Citation

"Military: Australia and Indonesia compared", NationMaster. Retrieved from http://www.nationmaster.com/country-info/compare/Australia/Indonesia/Military

5

The Indonesian Armed Forces is one of the most capable forces in South East Asia. With a population of more than a quarter of a billion individuals, the country’s military is among the largest in the world. It is also on the process of upgrading its inventory in order to keep pace with its neighbors (Vietnam, Thailand, Singapore, and Malaysia also have respectable forces). However, corruption amongst the military circles are seen to suck out 30% of the military funding; thus, hampering full advancement of its capabilities. In spite of that, Indonesia, fueled by its economic success, has a very capable armed forces equipped with modern materiel bought from the US, Germany, and Russia. Its army, for instance, has several Leopard 2s, considered to be one of the world’s most capable tanks, and it is on the process of acquiring more. The Indonesian air force has several Russian 4th generation Su-30 and Su-35, and the American F-16.

Australia does not have the sheer size of its Indonesian counterpart. However, in technical aspects, Australia’s military is more advanced and more potent. This is because Australia’s economy is more stable, more developed, and more diversified than Indonesia’s; thus, it can afford to purchase the latest and most accurate military hardware the world has to offer. Currently, the Royal Air Force is equipped with American F-18 Hornets and Super Hornets, but it has struck a deal with the US government for the acquisition of 5th generation multi-role stealth strike fighter, the F-35. The Royal army also has tested American hardware, the venerable M1 Abrams.

Essentially, a future conflict between the two countries would be naval and aerial.
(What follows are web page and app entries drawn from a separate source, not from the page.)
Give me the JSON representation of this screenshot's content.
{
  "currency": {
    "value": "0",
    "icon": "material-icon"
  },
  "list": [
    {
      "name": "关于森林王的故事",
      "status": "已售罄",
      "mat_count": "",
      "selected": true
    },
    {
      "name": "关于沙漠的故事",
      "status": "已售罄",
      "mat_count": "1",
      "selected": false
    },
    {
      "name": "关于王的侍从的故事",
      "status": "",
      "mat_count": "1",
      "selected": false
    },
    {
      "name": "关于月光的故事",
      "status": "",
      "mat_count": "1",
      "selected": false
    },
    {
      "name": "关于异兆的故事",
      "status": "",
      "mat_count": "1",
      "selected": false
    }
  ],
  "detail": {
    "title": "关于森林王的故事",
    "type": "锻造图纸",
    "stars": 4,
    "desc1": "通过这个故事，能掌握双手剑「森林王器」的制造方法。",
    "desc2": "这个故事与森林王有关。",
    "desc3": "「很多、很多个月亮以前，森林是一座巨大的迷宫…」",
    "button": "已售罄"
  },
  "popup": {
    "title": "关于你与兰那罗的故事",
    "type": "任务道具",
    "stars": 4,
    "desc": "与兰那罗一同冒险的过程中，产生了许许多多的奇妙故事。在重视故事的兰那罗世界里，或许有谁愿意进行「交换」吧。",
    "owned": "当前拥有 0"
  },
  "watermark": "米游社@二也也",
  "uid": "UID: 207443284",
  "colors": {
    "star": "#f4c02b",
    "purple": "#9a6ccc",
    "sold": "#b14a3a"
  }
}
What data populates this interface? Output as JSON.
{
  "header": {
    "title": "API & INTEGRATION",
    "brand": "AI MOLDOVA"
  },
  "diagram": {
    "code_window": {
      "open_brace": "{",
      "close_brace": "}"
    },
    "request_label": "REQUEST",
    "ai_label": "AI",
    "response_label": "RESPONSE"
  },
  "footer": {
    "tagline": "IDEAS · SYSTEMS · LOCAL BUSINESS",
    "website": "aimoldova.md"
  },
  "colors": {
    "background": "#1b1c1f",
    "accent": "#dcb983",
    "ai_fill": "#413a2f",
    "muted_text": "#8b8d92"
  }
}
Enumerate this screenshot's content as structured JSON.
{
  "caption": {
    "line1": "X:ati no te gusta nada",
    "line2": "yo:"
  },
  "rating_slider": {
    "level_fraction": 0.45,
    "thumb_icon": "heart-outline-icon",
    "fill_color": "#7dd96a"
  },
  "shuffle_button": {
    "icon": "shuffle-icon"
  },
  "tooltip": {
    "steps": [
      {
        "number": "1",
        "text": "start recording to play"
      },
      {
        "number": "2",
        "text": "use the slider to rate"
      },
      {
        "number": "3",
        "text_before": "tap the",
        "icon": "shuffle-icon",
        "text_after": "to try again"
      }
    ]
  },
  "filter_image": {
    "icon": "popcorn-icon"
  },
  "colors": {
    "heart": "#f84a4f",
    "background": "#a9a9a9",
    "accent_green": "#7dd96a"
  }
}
At present, Australia’s air and naval forces are much more equipped, thanks to its annual budget of 26 billion USD. Indonesia’s forces are unarguably growing and expanding, but existent corruption and bureaucratic problems hampers major growth and expansion efforts.

Posted on 06 Apr 2014

Edsel.G

Edsel.G

247 Stat enthusiast

0

You do realise that the Royal Air Force (RAF) is different to the Royal Australian Air Force (RAAF) don't you? The Australian Army is Australia's military land force (and not the Royal Army). (It is part of the Australian Defence Force (ADF) along with the Royal Australian Navy and the Royal Australian Air Force.)

Posted on 02 May 2014

Anonym

Anonym